Dow Jones Averages

Methodology

Component Selection

While most of the Dow Jones indexes use objective, rules-based processes for the selection of components, the Dow Jones Averages are an exception. Their components are selected at the discretion of the editors of The Wall Street Journal. There are no pre-determined criteria except that components should be established U.S. companies that are leaders in their industries; however, companies considered for inclusion in the averages are subjected to rigorous analysis before a decision is made.

For the sake of continuity, composition changes are rare, and generally occur only after corporate acquisitions or other dramatic shifts in a components core business. When such an event necessitates that one component be replaced, the entire index is reviewed. As a result, multiple component changes are often implemented simultaneously.

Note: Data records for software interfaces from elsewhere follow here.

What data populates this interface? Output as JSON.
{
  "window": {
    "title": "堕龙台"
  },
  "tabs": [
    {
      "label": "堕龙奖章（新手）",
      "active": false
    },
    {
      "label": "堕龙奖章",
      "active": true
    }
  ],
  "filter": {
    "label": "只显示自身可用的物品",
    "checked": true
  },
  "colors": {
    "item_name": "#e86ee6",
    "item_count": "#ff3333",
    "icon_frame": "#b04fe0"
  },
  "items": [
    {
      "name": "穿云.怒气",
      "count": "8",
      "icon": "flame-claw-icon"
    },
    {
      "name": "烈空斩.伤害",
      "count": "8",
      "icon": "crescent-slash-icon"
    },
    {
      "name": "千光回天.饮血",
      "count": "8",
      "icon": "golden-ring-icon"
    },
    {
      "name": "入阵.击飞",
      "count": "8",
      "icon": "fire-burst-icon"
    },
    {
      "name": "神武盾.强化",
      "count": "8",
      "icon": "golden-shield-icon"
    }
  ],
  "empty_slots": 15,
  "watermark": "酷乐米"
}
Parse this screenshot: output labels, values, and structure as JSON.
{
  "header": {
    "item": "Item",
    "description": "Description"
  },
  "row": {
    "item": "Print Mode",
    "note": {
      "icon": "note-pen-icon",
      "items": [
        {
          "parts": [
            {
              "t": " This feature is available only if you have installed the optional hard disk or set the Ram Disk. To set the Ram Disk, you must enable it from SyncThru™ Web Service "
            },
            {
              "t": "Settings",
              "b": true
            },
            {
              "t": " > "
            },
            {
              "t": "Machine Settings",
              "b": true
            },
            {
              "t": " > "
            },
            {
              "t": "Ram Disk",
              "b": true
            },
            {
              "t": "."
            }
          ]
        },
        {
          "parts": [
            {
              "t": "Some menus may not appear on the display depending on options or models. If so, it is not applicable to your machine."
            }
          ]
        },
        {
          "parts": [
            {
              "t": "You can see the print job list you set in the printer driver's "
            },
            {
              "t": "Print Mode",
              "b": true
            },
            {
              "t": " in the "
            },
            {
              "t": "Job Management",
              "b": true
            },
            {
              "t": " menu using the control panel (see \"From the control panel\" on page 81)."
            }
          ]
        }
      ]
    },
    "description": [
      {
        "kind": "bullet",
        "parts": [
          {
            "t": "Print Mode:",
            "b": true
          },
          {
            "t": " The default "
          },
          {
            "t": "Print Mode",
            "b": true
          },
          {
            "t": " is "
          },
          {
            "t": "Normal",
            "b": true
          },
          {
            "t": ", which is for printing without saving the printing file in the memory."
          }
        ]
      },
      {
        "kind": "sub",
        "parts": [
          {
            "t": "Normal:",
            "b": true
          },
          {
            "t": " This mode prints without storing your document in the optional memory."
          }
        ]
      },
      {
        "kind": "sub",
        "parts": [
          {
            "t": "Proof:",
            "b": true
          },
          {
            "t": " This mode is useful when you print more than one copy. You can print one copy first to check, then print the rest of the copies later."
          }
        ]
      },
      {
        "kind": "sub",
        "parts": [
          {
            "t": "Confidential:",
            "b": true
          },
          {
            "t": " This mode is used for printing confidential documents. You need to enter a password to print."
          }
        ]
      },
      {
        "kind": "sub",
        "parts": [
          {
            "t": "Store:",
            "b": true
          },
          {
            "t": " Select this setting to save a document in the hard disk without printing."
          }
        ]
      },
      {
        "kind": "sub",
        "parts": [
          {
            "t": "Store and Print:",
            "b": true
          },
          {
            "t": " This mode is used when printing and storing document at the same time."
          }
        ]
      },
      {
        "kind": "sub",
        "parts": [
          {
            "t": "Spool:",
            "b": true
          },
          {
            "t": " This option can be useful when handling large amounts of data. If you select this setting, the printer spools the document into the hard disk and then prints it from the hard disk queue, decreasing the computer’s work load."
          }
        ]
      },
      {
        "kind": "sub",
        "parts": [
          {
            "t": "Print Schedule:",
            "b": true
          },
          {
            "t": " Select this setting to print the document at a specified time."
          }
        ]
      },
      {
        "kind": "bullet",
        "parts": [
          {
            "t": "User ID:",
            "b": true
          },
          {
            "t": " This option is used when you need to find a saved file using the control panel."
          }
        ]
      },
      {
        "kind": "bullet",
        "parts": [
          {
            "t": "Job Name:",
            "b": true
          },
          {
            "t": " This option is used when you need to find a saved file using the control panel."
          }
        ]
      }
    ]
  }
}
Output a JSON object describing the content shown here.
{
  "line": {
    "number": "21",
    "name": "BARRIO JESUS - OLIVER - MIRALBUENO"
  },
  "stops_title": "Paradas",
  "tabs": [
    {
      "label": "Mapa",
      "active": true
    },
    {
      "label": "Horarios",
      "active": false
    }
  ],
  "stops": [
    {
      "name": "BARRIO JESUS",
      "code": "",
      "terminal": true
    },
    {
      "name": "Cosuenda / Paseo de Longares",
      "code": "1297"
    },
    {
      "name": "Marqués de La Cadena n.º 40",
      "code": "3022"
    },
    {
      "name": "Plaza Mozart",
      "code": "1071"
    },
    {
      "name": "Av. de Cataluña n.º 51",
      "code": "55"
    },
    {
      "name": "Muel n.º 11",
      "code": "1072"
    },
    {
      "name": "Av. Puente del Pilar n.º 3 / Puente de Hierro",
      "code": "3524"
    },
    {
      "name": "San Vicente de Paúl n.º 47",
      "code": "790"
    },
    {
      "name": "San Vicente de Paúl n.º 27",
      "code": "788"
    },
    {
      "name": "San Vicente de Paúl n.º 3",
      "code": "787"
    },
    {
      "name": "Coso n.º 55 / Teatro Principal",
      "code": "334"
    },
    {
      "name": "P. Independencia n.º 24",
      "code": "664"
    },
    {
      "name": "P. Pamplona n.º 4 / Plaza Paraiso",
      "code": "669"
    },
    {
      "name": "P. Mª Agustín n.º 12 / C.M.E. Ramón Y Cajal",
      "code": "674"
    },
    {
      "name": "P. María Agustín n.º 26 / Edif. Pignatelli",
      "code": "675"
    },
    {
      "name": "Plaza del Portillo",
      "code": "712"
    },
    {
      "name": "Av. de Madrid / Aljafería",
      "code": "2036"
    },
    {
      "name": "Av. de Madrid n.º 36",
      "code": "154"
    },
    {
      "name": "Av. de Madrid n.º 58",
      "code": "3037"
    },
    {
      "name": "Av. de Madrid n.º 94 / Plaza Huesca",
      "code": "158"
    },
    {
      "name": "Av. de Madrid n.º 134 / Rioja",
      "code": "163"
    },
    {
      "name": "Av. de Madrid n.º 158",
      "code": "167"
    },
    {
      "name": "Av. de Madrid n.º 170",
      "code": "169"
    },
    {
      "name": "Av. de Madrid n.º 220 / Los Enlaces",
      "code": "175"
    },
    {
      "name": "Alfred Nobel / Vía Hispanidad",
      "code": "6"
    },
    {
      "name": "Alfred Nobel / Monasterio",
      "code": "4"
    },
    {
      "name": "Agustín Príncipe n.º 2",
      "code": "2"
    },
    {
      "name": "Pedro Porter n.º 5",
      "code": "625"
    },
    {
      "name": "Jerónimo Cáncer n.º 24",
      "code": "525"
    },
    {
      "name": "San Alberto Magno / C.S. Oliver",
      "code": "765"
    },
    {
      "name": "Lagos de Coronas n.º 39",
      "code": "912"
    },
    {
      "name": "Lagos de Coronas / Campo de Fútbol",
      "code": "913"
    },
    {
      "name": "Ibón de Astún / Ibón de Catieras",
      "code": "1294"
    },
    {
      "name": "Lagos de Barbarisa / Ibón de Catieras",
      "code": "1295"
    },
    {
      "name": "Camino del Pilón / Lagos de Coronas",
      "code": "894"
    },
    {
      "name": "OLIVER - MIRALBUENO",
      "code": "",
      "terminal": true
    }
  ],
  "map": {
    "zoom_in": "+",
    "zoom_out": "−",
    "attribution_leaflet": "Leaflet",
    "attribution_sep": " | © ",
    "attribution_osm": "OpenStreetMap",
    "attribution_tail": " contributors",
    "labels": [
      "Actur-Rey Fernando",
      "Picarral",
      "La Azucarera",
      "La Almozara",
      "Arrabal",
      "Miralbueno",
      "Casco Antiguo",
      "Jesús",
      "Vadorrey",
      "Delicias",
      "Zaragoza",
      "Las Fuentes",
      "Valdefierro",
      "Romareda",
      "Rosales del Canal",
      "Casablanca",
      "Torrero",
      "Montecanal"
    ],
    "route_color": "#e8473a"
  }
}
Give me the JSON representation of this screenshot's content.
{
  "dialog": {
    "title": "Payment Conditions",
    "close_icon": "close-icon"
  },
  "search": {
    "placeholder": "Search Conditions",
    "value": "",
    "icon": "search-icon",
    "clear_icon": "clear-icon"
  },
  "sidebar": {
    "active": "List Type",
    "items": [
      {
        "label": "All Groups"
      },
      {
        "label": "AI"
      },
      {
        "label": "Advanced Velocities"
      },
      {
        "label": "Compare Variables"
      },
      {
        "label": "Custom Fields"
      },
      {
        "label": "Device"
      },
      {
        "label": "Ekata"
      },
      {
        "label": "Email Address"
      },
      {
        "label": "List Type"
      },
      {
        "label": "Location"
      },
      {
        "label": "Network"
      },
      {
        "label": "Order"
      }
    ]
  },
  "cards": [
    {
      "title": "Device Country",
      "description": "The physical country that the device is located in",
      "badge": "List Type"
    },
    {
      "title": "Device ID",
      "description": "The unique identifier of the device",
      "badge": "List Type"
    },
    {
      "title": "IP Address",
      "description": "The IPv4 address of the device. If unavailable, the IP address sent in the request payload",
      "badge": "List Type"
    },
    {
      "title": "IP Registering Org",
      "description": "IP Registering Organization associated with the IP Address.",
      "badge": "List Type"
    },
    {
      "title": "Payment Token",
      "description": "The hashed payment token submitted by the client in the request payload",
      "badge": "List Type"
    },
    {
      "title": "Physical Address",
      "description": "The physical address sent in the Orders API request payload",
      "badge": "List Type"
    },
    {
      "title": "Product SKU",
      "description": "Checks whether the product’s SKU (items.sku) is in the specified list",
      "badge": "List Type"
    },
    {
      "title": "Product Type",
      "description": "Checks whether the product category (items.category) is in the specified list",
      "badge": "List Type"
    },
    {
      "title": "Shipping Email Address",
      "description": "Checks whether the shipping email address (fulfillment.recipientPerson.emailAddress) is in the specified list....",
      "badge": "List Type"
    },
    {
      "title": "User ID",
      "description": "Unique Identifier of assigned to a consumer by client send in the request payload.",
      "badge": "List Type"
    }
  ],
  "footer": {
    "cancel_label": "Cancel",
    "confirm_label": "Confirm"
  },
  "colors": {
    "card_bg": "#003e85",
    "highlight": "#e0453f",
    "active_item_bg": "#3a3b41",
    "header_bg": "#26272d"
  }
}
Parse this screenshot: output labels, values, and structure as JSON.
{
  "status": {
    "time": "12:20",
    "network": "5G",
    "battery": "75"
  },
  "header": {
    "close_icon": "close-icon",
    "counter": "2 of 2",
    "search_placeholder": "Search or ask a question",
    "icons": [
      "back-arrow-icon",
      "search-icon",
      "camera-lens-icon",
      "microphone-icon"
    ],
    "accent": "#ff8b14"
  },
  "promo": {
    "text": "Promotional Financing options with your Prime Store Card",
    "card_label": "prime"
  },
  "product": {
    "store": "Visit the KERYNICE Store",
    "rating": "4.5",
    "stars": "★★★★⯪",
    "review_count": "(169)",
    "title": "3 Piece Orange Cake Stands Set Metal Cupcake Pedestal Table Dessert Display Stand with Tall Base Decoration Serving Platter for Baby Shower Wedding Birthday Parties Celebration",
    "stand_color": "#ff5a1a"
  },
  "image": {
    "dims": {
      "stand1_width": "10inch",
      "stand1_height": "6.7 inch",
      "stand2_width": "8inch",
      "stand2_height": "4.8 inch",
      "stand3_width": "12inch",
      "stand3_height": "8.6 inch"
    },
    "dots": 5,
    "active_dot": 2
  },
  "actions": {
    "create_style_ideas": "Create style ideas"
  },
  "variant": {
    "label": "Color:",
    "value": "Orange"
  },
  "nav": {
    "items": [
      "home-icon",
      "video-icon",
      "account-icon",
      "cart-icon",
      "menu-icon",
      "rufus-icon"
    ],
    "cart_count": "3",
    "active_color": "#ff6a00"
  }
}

Unlike the Dow Jones Transportation Average and Dow Jones Utility Average, which include only transportation and utilities stocks, the Dow Jones Industrial Average is not limited to traditionally defined industrial stocks. Instead, the index serves as a measure of the entire U.S. market, covering such diverse industries as financial services, technology, retail, entertainment and consumer goods.

Calculation

The Dow Jones Averages are unique in that they are price weighted rather than market capitalization weighted. Their component weightings are therefore affected only by changes in the stocks' prices, in contrast with other indexes' weightings that are affected by both price changes and changes in the number of shares outstanding.

The indexes are just what their names imply: basic, easy-to-calculate averages. To calculate one of the averages, simply add up the prices of its components on their primary exchanges and divide the sum by the divisor.

Over the years, adjustments have been made to the divisors to ensure the continuity of the averages after corporate actions such as spin-offs and stock splits. As a result the divisors are no longer equal to the number of components in each of the averages, as would be expected. For example, after 100 years of adjustments, the current divisor for the Dow Jones Industrial Average, available here, is less than one.

The formula for calculating a divisor change is as follows:

Where:

- Divisor to be effective on trading session t+1
- Divisor on trading session t
- Components adjusted closing prices for stock dividends, splits, spin-offs and other applicable corporate actions on trading session t
- Components closing prices on trading session t